Credit: Kent Pro Images

Falling out: Pennock’s clash with Josh Wright saw the popular midfielder, top scorer and Player of the Year leave the club (Kent Pro Images)

Credit where credit’s due: Ady and his coaching team were far easier for me to deal with that their predecessors. Always good for a laugh and a joke, he was keen to push the club in the community, he surprised fans with house visits on their birthdays and visited club staff while in hospital. He wanted to push the notion that we were all “one club”. But behind the scenes, I got the feeling all wasn’t well. Early on in his reign, one senior player told me that the dressing room was flat and hadn’t been boosted by Pennock’s arrival in any way. Another said his man management was poor, while the general consensus that he was “non-league”.

I’m told he had a big row with one experienced player at half-time during the dreadful defeat at Coventry City. There was a sizeable post-match inquest after the Rochdale thrashing in March. Tactics and team selections quickly became unpopular, and by default, players don’t buy into a manager with a poor win rate.

Credit: Kent Pro Images

Harshly treated: Goalkeeper Stuart Nelson (Kent Pro Images)

But in terms of relations with fans, the departures of the big-name players was arguably his death knell. Frank Nouble, Paul Konchesky and Billy Knott all departed within a month of his appointment. Cody McDonald opted for AFC Wimbledon in the summer, Bradley Dack couldn’t wait to get out of the place and fans backed Josh over his mutual termination. Runner-up in the player of the year vote last season, Stuart Nelson has been (unfairly, in my opinion) sidelined but is still supported by fans. Pennock may have been told to cut the wage bill – if so, he succeeded – but losing so many fan favourites would have only have been forgotten if results improved. They didn’t. “We looked doomed,” is what one of the most sensible and level-headed Gills fans I know told me after Saturday’s Rochdale thrashing.

It’ll be interesting to see if Pennock comments on his time in the role.

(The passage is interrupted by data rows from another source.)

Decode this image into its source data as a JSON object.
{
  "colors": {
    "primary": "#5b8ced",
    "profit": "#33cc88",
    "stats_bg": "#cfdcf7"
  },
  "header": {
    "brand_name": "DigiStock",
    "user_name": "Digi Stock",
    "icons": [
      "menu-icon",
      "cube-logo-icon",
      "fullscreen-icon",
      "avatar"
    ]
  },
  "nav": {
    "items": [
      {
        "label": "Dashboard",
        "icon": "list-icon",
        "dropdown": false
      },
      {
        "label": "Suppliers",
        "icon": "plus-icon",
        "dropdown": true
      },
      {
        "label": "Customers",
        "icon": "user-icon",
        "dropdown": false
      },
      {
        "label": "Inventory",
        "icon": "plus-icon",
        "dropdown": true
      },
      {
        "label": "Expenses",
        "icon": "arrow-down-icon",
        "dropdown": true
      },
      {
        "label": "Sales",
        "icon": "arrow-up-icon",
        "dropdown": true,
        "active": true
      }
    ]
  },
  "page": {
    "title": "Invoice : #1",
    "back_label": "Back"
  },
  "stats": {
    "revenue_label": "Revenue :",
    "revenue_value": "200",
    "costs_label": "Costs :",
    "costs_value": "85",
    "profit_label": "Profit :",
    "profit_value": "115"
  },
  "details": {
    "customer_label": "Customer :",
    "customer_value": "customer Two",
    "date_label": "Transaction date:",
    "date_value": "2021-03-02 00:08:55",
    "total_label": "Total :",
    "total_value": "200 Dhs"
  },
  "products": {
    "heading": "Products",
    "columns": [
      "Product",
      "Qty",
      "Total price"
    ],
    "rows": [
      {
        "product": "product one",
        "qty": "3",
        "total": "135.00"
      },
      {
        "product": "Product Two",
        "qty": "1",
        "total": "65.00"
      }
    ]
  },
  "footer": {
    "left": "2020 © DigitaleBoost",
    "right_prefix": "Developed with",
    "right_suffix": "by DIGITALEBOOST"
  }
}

As he mentioned in his emotional interview at Northampton on the final day of last season, there’s a lot going on behind the scenes that fans are not privy to. Was he in the wrong place at the wrong time given the various goings on in ME7? Quite possibly.

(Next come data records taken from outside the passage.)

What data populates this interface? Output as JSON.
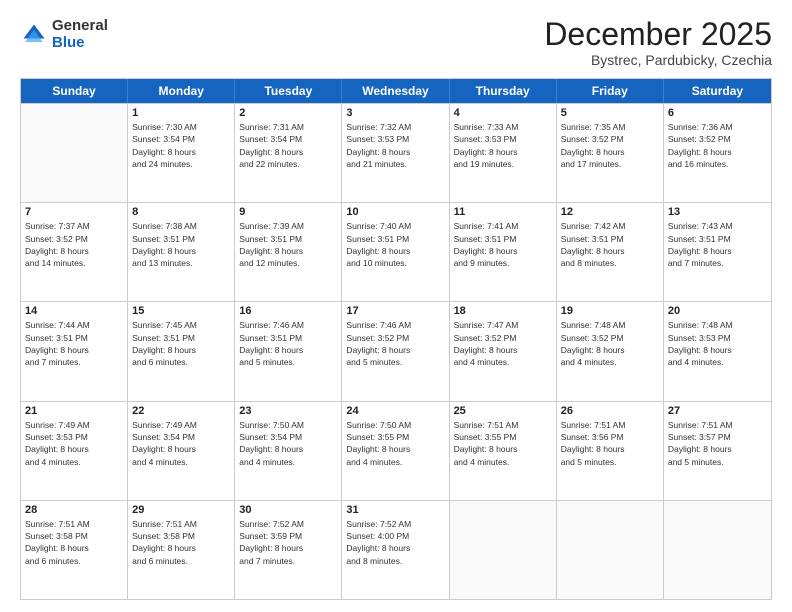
{
  "logo": {
    "general": "General",
    "blue": "Blue"
  },
  "header": {
    "month": "December 2025",
    "location": "Bystrec, Pardubicky, Czechia"
  },
  "weekdays": [
    "Sunday",
    "Monday",
    "Tuesday",
    "Wednesday",
    "Thursday",
    "Friday",
    "Saturday"
  ],
  "weeks": [
    [
      {
        "date": "",
        "info": ""
      },
      {
        "date": "1",
        "info": "Sunrise: 7:30 AM\nSunset: 3:54 PM\nDaylight: 8 hours\nand 24 minutes."
      },
      {
        "date": "2",
        "info": "Sunrise: 7:31 AM\nSunset: 3:54 PM\nDaylight: 8 hours\nand 22 minutes."
      },
      {
        "date": "3",
        "info": "Sunrise: 7:32 AM\nSunset: 3:53 PM\nDaylight: 8 hours\nand 21 minutes."
      },
      {
        "date": "4",
        "info": "Sunrise: 7:33 AM\nSunset: 3:53 PM\nDaylight: 8 hours\nand 19 minutes."
      },
      {
        "date": "5",
        "info": "Sunrise: 7:35 AM\nSunset: 3:52 PM\nDaylight: 8 hours\nand 17 minutes."
      },
      {
        "date": "6",
        "info": "Sunrise: 7:36 AM\nSunset: 3:52 PM\nDaylight: 8 hours\nand 16 minutes."
      }
    ],
    [
      {
        "date": "7",
        "info": "Sunrise: 7:37 AM\nSunset: 3:52 PM\nDaylight: 8 hours\nand 14 minutes."
      },
      {
        "date": "8",
        "info": "Sunrise: 7:38 AM\nSunset: 3:51 PM\nDaylight: 8 hours\nand 13 minutes."
      },
      {
        "date": "9",
        "info": "Sunrise: 7:39 AM\nSunset: 3:51 PM\nDaylight: 8 hours\nand 12 minutes."
      },
      {
        "date": "10",
        "info": "Sunrise: 7:40 AM\nSunset: 3:51 PM\nDaylight: 8 hours\nand 10 minutes."
      },
      {
        "date": "11",
        "info": "Sunrise: 7:41 AM\nSunset: 3:51 PM\nDaylight: 8 hours\nand 9 minutes."
      },
      {
        "date": "12",
        "info": "Sunrise: 7:42 AM\nSunset: 3:51 PM\nDaylight: 8 hours\nand 8 minutes."
      },
      {
        "date": "13",
        "info": "Sunrise: 7:43 AM\nSunset: 3:51 PM\nDaylight: 8 hours\nand 7 minutes."
      }
    ],
    [
      {
        "date": "14",
        "info": "Sunrise: 7:44 AM\nSunset: 3:51 PM\nDaylight: 8 hours\nand 7 minutes."
      },
      {
        "date": "15",
        "info": "Sunrise: 7:45 AM\nSunset: 3:51 PM\nDaylight: 8 hours\nand 6 minutes."
      },
      {
        "date": "16",
        "info": "Sunrise: 7:46 AM\nSunset: 3:51 PM\nDaylight: 8 hours\nand 5 minutes."
      },
      {
        "date": "17",
        "info": "Sunrise: 7:46 AM\nSunset: 3:52 PM\nDaylight: 8 hours\nand 5 minutes."
      },
      {
        "date": "18",
        "info": "Sunrise: 7:47 AM\nSunset: 3:52 PM\nDaylight: 8 hours\nand 4 minutes."
      },
      {
        "date": "19",
        "info": "Sunrise: 7:48 AM\nSunset: 3:52 PM\nDaylight: 8 hours\nand 4 minutes."
      },
      {
        "date": "20",
        "info": "Sunrise: 7:48 AM\nSunset: 3:53 PM\nDaylight: 8 hours\nand 4 minutes."
      }
    ],
    [
      {
        "date": "21",
        "info": "Sunrise: 7:49 AM\nSunset: 3:53 PM\nDaylight: 8 hours\nand 4 minutes."
      },
      {
        "date": "22",
        "info": "Sunrise: 7:49 AM\nSunset: 3:54 PM\nDaylight: 8 hours\nand 4 minutes."
      },
      {
        "date": "23",
        "info": "Sunrise: 7:50 AM\nSunset: 3:54 PM\nDaylight: 8 hours\nand 4 minutes."
      },
      {
        "date": "24",
        "info": "Sunrise: 7:50 AM\nSunset: 3:55 PM\nDaylight: 8 hours\nand 4 minutes."
      },
      {
        "date": "25",
        "info": "Sunrise: 7:51 AM\nSunset: 3:55 PM\nDaylight: 8 hours\nand 4 minutes."
      },
      {
        "date": "26",
        "info": "Sunrise: 7:51 AM\nSunset: 3:56 PM\nDaylight: 8 hours\nand 5 minutes."
      },
      {
        "date": "27",
        "info": "Sunrise: 7:51 AM\nSunset: 3:57 PM\nDaylight: 8 hours\nand 5 minutes."
      }
    ],
    [
      {
        "date": "28",
        "info": "Sunrise: 7:51 AM\nSunset: 3:58 PM\nDaylight: 8 hours\nand 6 minutes."
      },
      {
        "date": "29",
        "info": "Sunrise: 7:51 AM\nSunset: 3:58 PM\nDaylight: 8 hours\nand 6 minutes."
      },
      {
        "date": "30",
        "info": "Sunrise: 7:52 AM\nSunset: 3:59 PM\nDaylight: 8 hours\nand 7 minutes."
      },
      {
        "date": "31",
        "info": "Sunrise: 7:52 AM\nSunset: 4:00 PM\nDaylight: 8 hours\nand 8 minutes."
      },
      {
        "date": "",
        "info": ""
      },
      {
        "date": "",
        "info": ""
      },
      {
        "date": "",
        "info": ""
      }
    ]
  ]
}
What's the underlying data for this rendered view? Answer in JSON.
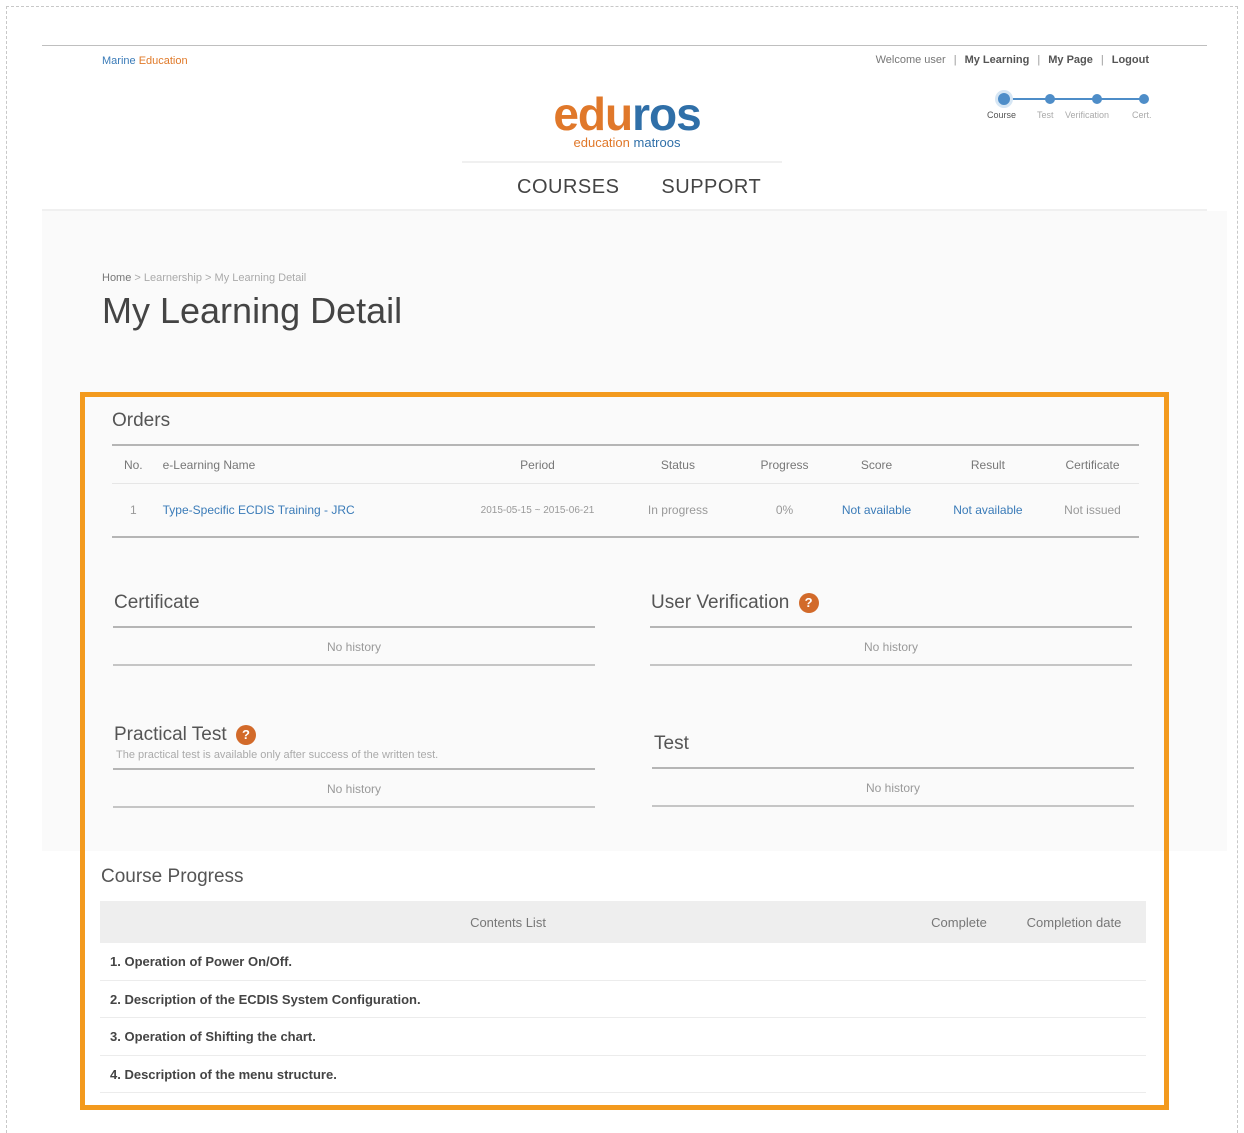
{
  "header": {
    "brand_link_part1": "Marine",
    "brand_link_part2": "Education",
    "topnav": {
      "welcome": "Welcome user",
      "my_learning": "My Learning",
      "my_page": "My Page",
      "logout": "Logout",
      "separator": "|"
    },
    "logo": {
      "main_part1": "edu",
      "main_part2": "ros",
      "sub_part1": "education",
      "sub_part2": "matroos"
    },
    "nav": {
      "courses": "COURSES",
      "support": "SUPPORT"
    },
    "steps": [
      "Course",
      "Test",
      "Verification",
      "Cert."
    ],
    "accent_orange": "#e0782a",
    "accent_blue": "#2f6fa8"
  },
  "breadcrumb": {
    "home": "Home",
    "sep1": " > ",
    "middle": "Learnership",
    "sep2": " > ",
    "current": "My Learning Detail"
  },
  "page_title": "My Learning Detail",
  "orders": {
    "title": "Orders",
    "columns": [
      "No.",
      "e-Learning Name",
      "Period",
      "Status",
      "Progress",
      "Score",
      "Result",
      "Certificate"
    ],
    "rows": [
      {
        "no": "1",
        "name": "Type-Specific ECDIS Training - JRC",
        "period": "2015-05-15 ~ 2015-06-21",
        "status": "In progress",
        "progress": "0%",
        "score": "Not available",
        "result": "Not available",
        "certificate": "Not issued"
      }
    ]
  },
  "certificate": {
    "title": "Certificate",
    "empty": "No history"
  },
  "user_verification": {
    "title": "User Verification",
    "help": "?",
    "empty": "No history"
  },
  "practical_test": {
    "title": "Practical Test",
    "help": "?",
    "note": "The practical test is available only after success of the written test.",
    "empty": "No history"
  },
  "test": {
    "title": "Test",
    "empty": "No history"
  },
  "course_progress": {
    "title": "Course Progress",
    "columns": [
      "Contents List",
      "Complete",
      "Completion date"
    ],
    "items": [
      "1. Operation of Power On/Off.",
      "2. Description of the ECDIS System Configuration.",
      "3. Operation of Shifting the chart.",
      "4. Description of the menu structure."
    ]
  },
  "highlight_color": "#f39a1e"
}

We can only wish his successor luck – I fear they may need a lot of it.